Inspired by that recycled kitchen I've been stalking on Green Demolitions, I started to reimagine what our home will look like if I open the wall between the kitchen and living room. I mean really look like. Will the living room feel cramped? Can the dining table be relocated to what's now the entry foyer? Will it all flow? This is a job for Sketchup!
If you're interested in using Sketchup, there are many YouTube tutorials to get you up and running quickly. One by SketchThis.Net shows how to get your walls up and turn your room 3D in just 6 minutes. Another series by JimboVids demonstrates how to quickly draw cabinets and replicate them. The cabinets in the video are very detailed, with inset and raised panels in the doors. I prefer modern door fronts for my kitchen, so I was able to fast-forward through a lot of that. The only components that I downloaded from the free Sketchup warehouse were windows, appliances and furniture — and that part is waaaay fun. It's like shopping, without spending any money. "Come to Mama, red Womb chair!"

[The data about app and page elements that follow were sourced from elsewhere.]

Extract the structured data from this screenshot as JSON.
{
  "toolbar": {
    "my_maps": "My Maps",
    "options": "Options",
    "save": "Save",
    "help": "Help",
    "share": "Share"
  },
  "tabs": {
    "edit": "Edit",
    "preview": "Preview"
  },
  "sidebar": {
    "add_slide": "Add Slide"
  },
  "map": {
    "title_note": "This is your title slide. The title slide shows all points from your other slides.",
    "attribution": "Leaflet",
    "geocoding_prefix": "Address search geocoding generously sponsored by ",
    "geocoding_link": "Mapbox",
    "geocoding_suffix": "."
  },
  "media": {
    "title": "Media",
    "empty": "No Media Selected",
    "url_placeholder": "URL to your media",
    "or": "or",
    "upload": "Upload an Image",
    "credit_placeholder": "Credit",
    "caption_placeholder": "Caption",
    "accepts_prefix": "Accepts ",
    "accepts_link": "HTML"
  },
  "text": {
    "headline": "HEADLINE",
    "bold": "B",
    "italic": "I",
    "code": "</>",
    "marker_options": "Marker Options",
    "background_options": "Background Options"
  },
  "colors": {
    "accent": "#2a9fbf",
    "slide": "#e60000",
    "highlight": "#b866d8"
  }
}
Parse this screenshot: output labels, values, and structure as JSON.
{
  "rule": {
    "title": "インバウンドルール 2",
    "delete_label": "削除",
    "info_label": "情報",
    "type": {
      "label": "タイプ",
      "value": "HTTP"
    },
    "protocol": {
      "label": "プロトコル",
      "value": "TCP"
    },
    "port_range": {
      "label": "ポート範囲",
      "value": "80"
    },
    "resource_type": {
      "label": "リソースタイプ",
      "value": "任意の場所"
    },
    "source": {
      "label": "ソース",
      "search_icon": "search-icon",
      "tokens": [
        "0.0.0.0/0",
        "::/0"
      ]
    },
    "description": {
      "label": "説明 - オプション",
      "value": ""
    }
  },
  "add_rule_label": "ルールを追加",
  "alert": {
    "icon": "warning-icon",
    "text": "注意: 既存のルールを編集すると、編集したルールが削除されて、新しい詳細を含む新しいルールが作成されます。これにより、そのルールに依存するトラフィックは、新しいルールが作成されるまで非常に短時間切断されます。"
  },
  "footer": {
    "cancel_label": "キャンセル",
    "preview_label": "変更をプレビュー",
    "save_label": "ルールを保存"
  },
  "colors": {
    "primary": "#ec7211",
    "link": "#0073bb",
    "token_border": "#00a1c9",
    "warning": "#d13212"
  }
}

Seeing my dream kitchen in 3D helped me realize a few things. Opening our kitchen clearly solves several functionality problems. For one, I was able to widen the aisle to the acceptable minimum of 36". Second, I was able to separate the cooktop and wall ovens — and that's big. Our current range oven has just enough room for me to open the door. I can't stand in front of it and bring trays in and out; I have to stand to the side. This can feel a bit trepidatious when it's a heavy Dutch oven or searing hot roasting pan that I'm lifting out. The open concept also provides the ability to locate the refrigerator in a place where everyone has access to it while I'm cooking — probably the biggest blocker in our current one-cook kitchen. And of course, the island does open things up, so that I can talk with people while I'm cooking.
Things that I'm not able to address yet because they are still big question marks are how much of the wall will have to remain. In my sketch I kept up a good portion of it, so that I could see, worst case, how it would look. It would be great if I could reduce even more of the wall. Ideally, I'd like to have an entrance to the kitchen aisle at either end. But I'm unsure exactly where the mechanicals are right now. We'll have to adjust our plan when we open the wall and see exactly what we're dealing with. Second, I didn't even attempt to address the floor in my drawing. Eliminating the current raised platform the kitchen is on is very likely necessary. I'm strangely hesitant to eliminate this quirky midcentury architectural detail. Is it possible that I could keep the platform? With the kitchen aisle expanding, it would be tricky. I'd have the island half-on, half-off — building the platform up a few inches on the living room side, and that might look odd. It definitely would break up the flow in the room. And continue to be a tripping hazard, as it is now. I'll have to mull it over.
What do you think? Please share your thoughts in comments.